Stephanie George, who is now 42 years old, has spent the last 15 years of her life in jail. That might turn out to be a short period of time, given that her sentence is life without parole. She has no hope of ever being released from jail. Her crime? Living in a house in which her boyfriend maintained a lockbox hidden in the attic that had a half-kilogram of cocaine in it. The judge said that the lockbox was evidence that George was helping her boyfriend sell drugs.
Forty-seven year old Kenneth Harvey received the same sentence — life without parole. His crime? He got caught with a vial of cocaine worth $300. Because he had two previous drug convictions, both of which he had received probation for, this subjected him to a mandatory life sentence.
Forty-one year old Scott Walker is also serving a life sentence. His crime? He was a drug addict who financed his addiction by selling drugs to friends. That earned him a mandatory life sentence.
Thirty-eight year old Reynolds Wintersmith is also serving a life sentence. His crime? When he was 17 years old, he got involved in selling crack. He has now spent half his life behind bars.
Robert Riley, 60, has been behind bars for 19 years. His crime? Conspiring to distribute hits of LSD dissolved on pieces of blotter paper. In order to pass the threshold that would give Riley a mandatory life sentence without possibility of parole, the feds added the weight of the blotter paper to the miniscule weight of the LSD.
No, none of these people killed anyone. They didn’t rob anyone. They didn’t steal from anyone. Their actions were entirely peaceful, voluntary, and consensual.
Now, consider HSBC, the world’s third-largest bank. The feds accused it of illegally laundering billions of dollars of drug money.
HSBC’s sentence? Oh, it received no sentence at all. In fact, the feds didn’t even secure a criminal indictment against the bank. Instead, they let the bank off the hook by settling for a fine of $1.2 billion, which equals about two months’ worth of bank profits.
What’s the difference between Stephanie George, Kenneth Harvey, Scott Walker, Reynolds Wintersmith, and, Robert Riley on the one hand, and HSBC, on the other?
Money and power. The people who received the life sentences were poor and lacked political influence. The fact that three of them are black certainly didn’t help. HSBC, on the other hand, is composed of rich and powerful people, most of whom are undoubtedly white.
Federal officials said that they were concerned that a criminal indictment of HSBC could destabilize the global financial system. But given the slap on the wrist to HSBC, where’s the justice in keeping those five people in jail? Indeed, where’s the justice in keeping any non-violent drug offender in jail, especially when they’re letting the rich and powerful off the hook for non-violent drug offenses?
No reasonable person can read about the plight of those five people without feeling a deep sense of indignation and outrage.

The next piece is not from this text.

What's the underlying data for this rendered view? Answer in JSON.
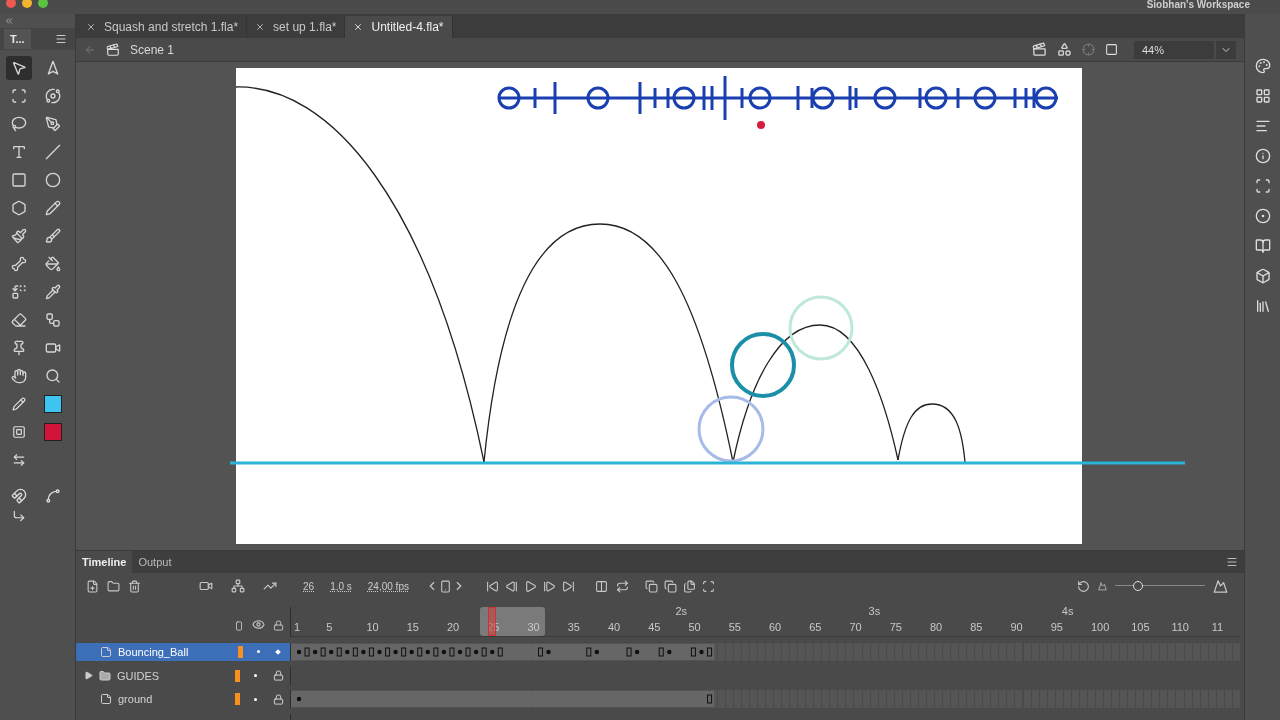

Every American owes it to himself to read what the government, federal or state, has done to those five people. Here are two articles by John Tierney from the New York Times that detail their real-life drug-war horror story:
Here’s an NYT article detailing the special treatment accorded HSBC:
Those five drug-war inmates are just the tip of the iceberg. The United States now incarcerates more people than even communist China, and their beloved, decades-long drug war provides government officials with the ability to do so.
But the horrible length of those jail sentences doesn’t really go to the core of the problem. The real question is: Under what moral authority does the government punish people for doing something that is really none of the government’s business?
Consider Stephanie George’s case. Suppose she did know what was in that lockbox. Suppose she was helping her boyfriend sell drugs. So what? Why is that the business of federal busybodies? It’s not. It’s none of their business. People have the natural and God-given right to own anything they want, ingest whatever they want, and buy and sell whatever they want. It’s called freedom.
Our American ancestors understood that. That’s why they never permitted drug laws to be enacted in the America in which they lived.
The fact that so many Americans fail to see that fundamental point is as much an outrage as those long, manifestly unjust jail sentences. Never mind that Americans refuse to see that the drug war has proven to be a manifest failure and that it’s resulted in countless deaths and ruined lives. How come Americans refuse to see the horrific violation of the principles of liberty when the government claims the authority to punish someone for doing something that involves no initiation of force against another human being?
Ruining the lives of five good human beings — the one life each of them were given — for engaging in action that is none of the government’s business, even while according the rich and powerful with a permanent get out of jail card — well, that’s drug-tyranny in its most hypocritical and brutal form.
Do the right thing, President Obama: In light of the special drug-war treatment you have accorded the rich and powerful at HSBC, issue a pardon to all non-violent drug offenders who are rotting away in federal penitentiaries. Then, to ensure that these horrors and this hypocrisy never repeat themselves, follow those pardons with a bill to Congress that finally ends the drug war and legalizes all drugs.